They just have to play hard. If they play hard, they'll get conditioned. It is a difference. They were conditioned, but the game they played involved a lot of pounding. They have a lot of physical conditioning. But this system flips it where it's more of a cardio thing.
A lot of it is mental. Usually in basketball, it's not who's the fastest. It's who starts first.
Just to be clear, it isn't who starts first. It's who has enough left in the tank to close out games.
If you've watched a single game under Coach D'Antoni, you know that the Lakers haven't had enough left in them on either end of the floor.

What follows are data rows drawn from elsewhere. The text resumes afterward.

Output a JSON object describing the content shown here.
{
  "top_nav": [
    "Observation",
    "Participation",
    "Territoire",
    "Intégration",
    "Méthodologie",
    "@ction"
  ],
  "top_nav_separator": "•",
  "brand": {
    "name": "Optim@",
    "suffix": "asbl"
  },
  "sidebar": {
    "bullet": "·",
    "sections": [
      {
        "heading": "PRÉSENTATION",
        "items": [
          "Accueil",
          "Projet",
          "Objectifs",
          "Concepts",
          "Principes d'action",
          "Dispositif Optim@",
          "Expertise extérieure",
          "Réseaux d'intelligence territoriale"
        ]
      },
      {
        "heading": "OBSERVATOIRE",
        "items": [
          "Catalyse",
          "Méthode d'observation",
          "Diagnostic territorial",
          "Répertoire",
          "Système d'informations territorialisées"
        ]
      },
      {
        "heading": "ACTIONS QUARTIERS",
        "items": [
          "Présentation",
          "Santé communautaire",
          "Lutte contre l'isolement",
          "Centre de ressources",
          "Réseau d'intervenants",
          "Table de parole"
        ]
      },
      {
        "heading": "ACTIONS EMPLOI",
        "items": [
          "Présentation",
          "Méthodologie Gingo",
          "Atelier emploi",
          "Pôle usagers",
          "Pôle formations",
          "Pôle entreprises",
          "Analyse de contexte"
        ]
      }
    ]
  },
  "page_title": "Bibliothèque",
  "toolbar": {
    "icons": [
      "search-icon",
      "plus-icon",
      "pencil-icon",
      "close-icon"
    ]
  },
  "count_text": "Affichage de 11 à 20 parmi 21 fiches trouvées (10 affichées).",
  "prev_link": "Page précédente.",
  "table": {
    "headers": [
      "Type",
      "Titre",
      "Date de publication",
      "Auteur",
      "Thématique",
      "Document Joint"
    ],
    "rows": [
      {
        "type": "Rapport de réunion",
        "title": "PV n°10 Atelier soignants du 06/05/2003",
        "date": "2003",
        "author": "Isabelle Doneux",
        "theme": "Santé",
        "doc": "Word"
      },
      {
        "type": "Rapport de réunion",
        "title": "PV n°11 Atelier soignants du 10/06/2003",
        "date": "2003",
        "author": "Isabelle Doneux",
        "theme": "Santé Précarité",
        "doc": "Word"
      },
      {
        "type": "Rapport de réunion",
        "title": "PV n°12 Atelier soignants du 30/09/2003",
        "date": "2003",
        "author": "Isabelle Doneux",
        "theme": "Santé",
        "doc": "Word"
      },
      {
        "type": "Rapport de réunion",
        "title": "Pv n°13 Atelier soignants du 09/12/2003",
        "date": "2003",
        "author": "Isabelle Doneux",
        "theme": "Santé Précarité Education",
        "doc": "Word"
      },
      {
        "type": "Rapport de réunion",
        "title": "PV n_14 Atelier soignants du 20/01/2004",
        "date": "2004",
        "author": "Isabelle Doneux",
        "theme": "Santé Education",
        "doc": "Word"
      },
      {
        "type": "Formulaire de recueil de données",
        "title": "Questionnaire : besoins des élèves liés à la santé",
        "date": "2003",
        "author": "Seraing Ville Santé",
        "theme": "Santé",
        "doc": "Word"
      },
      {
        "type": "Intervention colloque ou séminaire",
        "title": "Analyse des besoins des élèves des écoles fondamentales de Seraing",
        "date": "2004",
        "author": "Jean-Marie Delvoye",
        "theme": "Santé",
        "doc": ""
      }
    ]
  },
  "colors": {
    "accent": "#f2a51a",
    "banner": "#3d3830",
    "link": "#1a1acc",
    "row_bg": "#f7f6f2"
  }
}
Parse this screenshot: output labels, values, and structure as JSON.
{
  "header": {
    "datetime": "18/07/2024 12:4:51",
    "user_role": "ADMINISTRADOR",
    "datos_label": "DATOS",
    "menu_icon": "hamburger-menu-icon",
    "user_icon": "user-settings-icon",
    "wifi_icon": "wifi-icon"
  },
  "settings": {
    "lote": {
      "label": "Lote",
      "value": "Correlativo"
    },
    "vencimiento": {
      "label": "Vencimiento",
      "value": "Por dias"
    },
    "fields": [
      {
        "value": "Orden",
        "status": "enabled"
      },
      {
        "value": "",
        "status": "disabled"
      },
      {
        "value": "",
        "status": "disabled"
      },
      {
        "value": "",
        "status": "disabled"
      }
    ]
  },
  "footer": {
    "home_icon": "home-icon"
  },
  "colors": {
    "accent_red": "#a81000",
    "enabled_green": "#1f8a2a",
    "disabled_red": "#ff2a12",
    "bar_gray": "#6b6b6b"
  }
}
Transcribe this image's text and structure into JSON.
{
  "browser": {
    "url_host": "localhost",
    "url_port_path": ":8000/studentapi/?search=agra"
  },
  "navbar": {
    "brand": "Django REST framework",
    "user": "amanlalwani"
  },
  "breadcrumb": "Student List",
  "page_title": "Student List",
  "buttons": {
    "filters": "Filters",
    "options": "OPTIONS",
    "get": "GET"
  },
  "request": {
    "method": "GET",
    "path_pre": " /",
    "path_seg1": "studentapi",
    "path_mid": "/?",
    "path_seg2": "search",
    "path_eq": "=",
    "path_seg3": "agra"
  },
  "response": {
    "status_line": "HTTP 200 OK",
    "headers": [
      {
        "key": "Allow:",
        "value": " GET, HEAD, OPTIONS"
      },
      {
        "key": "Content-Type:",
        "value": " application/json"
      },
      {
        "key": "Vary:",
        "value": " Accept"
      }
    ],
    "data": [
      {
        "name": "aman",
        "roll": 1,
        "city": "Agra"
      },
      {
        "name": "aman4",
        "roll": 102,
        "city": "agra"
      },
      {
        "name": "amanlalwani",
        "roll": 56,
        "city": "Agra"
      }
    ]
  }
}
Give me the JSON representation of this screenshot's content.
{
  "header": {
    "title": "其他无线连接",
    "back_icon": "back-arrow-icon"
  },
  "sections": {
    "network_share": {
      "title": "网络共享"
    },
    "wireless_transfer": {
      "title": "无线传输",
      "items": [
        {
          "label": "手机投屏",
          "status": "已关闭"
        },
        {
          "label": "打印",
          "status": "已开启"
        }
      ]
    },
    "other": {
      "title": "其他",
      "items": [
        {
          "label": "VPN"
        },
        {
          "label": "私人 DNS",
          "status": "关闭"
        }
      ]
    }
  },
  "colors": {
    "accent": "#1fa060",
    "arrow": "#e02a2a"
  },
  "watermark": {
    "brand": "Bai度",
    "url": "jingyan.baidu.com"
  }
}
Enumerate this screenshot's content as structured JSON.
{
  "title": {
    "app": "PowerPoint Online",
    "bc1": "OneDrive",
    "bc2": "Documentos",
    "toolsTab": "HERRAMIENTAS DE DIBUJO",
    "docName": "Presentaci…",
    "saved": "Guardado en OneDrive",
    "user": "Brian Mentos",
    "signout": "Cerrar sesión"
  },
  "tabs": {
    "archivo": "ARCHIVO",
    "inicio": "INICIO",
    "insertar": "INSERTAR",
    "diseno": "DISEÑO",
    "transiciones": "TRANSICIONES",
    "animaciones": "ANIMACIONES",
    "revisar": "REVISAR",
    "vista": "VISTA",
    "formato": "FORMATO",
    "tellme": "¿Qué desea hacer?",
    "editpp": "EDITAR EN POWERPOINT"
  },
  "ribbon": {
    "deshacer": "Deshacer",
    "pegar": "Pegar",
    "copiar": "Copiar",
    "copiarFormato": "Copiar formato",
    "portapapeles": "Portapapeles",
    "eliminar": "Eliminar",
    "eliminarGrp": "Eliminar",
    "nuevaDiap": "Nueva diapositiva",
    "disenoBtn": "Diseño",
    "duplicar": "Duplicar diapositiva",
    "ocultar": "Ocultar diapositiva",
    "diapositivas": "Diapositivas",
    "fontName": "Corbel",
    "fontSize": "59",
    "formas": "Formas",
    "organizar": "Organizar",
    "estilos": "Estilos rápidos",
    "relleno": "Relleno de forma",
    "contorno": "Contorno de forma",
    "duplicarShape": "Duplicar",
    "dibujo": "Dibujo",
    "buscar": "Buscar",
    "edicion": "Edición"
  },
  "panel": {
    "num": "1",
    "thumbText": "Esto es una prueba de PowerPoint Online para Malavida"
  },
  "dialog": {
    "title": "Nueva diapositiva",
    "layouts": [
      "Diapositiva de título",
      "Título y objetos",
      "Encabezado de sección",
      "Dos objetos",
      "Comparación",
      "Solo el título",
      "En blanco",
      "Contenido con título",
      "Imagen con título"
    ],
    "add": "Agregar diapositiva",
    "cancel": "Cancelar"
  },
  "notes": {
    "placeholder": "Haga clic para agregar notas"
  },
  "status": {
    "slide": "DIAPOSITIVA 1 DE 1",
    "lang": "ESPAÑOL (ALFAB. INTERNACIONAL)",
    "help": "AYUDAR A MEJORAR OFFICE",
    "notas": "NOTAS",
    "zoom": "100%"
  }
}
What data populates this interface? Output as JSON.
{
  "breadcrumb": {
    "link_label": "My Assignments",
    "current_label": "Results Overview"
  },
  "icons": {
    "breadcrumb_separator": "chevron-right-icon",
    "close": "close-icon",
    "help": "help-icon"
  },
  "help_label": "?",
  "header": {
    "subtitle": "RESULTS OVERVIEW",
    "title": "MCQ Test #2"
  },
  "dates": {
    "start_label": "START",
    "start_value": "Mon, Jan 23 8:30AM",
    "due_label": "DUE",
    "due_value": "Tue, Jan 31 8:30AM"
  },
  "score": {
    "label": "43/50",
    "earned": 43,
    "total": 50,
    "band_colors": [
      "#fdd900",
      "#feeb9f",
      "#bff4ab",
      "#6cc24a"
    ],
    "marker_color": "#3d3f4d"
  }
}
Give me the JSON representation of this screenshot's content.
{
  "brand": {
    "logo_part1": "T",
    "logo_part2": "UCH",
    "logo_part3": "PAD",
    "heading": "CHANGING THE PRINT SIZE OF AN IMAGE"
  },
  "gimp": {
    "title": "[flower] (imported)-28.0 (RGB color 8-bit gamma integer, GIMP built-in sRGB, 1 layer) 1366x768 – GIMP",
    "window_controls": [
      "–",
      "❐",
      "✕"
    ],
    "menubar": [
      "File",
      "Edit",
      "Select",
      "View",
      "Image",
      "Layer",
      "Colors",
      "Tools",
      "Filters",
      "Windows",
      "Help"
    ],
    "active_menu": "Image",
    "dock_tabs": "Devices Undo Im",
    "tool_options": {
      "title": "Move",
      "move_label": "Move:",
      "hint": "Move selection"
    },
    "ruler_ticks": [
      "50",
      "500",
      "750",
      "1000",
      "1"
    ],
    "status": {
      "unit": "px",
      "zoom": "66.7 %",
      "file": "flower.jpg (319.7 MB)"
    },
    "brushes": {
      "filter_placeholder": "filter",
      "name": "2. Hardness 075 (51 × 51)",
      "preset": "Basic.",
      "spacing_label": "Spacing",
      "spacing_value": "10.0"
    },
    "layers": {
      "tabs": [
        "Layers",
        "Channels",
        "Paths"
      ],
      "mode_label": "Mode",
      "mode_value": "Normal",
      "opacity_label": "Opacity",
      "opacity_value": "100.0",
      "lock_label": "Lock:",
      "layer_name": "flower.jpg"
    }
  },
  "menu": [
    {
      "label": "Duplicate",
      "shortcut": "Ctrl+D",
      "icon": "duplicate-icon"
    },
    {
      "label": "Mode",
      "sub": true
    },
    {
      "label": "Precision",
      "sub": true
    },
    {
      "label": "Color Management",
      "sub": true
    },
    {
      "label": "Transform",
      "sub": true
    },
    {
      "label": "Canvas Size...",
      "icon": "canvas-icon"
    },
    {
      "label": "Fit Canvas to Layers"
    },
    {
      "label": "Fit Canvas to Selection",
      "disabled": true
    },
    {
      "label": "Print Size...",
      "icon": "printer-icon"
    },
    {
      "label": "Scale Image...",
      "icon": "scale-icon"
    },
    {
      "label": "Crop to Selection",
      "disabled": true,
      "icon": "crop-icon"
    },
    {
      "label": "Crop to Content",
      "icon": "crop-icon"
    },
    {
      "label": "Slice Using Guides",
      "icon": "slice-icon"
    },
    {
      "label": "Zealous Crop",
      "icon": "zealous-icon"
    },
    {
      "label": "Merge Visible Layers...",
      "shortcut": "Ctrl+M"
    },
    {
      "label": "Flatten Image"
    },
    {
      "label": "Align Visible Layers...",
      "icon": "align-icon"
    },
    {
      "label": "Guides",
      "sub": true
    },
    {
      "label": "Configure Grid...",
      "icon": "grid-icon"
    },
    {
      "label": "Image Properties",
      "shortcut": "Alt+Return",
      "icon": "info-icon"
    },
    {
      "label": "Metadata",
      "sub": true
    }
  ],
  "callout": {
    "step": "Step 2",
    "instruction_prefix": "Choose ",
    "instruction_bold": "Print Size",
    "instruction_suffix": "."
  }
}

George Hill's buzzer-beating layup on November 27 is the latest example of such.
Until the Lakers find a way to have their legs under them come the fourth quarter, these issues will continue to hinder them against every caliber opponent.
Helpless without Kobe
Speaking of Kobe Bryant, it can't be stressed enough how helpless the Lakers are without him. Forget about the elite individual play and refer to the numbers which the team is posting with and without him.
Here's a breakdown.
Entering the game against Indiana, the Lakers had been averaging 106.5 points per 48 minutes with Bryant on the floor. With Bryant on the bench, however, the Lakers are averaging 82.3.
When Bryant is on the floor, the Lakers are shooting 49.6 percent from the field. When he is not, they are shooting 35.8.
With Kobe their true shooting percentage is 58.2. Without him it is 36.5.
Want some more? There are enough numbers to go around..
With Kobe, the Lakers are shooting 66.3 percent in the restricted area, 34.5 percent in the paint, 43.2 percent from mid-range and 39.3 percent from beyond the arc.
With him on the bench, however, they're shooting 47.1 percent in the restricted area, 21.9 percent in the paint, 29.2 percent from mid-range and 34.1 percent from distance.
As for the complaints about Kobe's disturbingly high turnover numbers, the Lakers are averaging 16.1 turnovers per 48 minutes with him on the floor. That number rises to 19.7 when he is not.
If those numbers don't blow you away, you'll need to get your head checked. You'll also need to wonder if there is anyone else on the roster worth speaking about, which shouldn't be a rational thought considering the talent available.
This is, arguably, the most frustrating display of basketball in the history of the Lakers franchise. L.A. has one of the most immensely talented teams in the recent history of the league, yet plays as if it's a bottom-feeder.
Plain and simple, a massive overhaul is needed in Los Angeles. The sooner Mitch Kupchak and company realizes this, the sooner the Lakers will reach the level expected of them.